The Oklahoma grasspink bears stalks of lightly scented rose-pink blossoms from spring to midsummer, depending on geography. This herbaceous perennial wildflower is a true prairie forb that grows from an elongated corm (bulb-like root). In the wild it can be found growing in pine savannas, acid sandy to loamy prairies, open oak forests and bog edges. Very similar in physical characteristics to the bearded grasspink (Calopogon barbatus), which is usually non-fragrant, the Oklahoma grasspink...

(Grasspink, Pale Grasspink)

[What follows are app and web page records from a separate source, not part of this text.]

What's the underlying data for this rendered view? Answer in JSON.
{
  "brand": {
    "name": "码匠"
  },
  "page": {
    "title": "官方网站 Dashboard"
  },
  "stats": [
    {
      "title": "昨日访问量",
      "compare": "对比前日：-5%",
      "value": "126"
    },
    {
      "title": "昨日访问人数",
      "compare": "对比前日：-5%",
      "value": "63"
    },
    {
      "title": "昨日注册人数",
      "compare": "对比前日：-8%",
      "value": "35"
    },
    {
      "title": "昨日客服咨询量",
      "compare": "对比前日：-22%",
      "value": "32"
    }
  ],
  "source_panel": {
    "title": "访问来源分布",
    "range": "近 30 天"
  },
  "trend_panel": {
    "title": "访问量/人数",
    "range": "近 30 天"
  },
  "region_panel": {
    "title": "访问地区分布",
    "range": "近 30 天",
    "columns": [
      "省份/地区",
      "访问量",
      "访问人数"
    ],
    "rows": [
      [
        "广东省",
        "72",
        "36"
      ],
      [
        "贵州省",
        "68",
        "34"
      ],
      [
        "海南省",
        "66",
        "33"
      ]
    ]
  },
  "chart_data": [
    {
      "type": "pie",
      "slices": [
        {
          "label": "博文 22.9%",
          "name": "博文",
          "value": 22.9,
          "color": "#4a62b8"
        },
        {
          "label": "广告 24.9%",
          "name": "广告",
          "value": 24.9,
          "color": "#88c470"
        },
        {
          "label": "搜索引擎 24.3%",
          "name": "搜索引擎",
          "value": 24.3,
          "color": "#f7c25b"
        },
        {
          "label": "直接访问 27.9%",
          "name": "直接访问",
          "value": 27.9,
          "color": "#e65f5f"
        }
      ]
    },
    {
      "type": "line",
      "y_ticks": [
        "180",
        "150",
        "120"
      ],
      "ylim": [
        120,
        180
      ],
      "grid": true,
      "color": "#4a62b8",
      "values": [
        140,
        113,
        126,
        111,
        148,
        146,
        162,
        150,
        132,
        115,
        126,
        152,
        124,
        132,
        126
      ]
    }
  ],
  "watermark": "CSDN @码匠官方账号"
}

Blooming in spring or summer, depending on geography, pale grasspink is late-flowering compared to most other grasspinks. Its widely spaced, pale pink to white flowers are produced on a larger spike than most other grasspinks. This orchid is native to the southeastern coastal plain, from North Carolina to Louisiana, where it thrives in moist, acid soils. Like other grasspinks, it grows from an elongated corm (bulb-like root).

The slender, grass-like leaves of this orchid are parallel-veined...

Image of Calopogon tuberosus photo by: Greg Allikas

Greg Allikas

(Grasspink, Tuberous Grasspink)

A dainty, diminutive orchid, the grasspink is an overlooked wildflower until it blooms in spring when it produces a show of fragrant pink blossoms. Native to North America, from Manitoba to Newfoundland and south to Texas and Florida, it grows from an elongated corm (bulb-like root) in open, often piney bogs. Those found in the warmer climes grow taller and produce larger flowers and the naturally occurring variety, simpsonii, grows in the seasonally wet alkaline soils of Cuba, the Bahamas...

(Grasspink, Simpson'S Grasspink)

It's not typical to find an orchid that prospers in swampy soils with high pH. Simpson's grasspink is one such plant. A ground-dwelling, grass-like orchid that's an overlooked wildflower until it blooms, Simpson's grasspink hails from the sunny alkaline swamps of the Everglades and in nearby Cuba and the Bahamas. It grows from an rounded, plump corm (bulb-like root).

The slender, grass-like leaves of this orchid are gently pleated and bright green and are strongly curved in cross-section. The...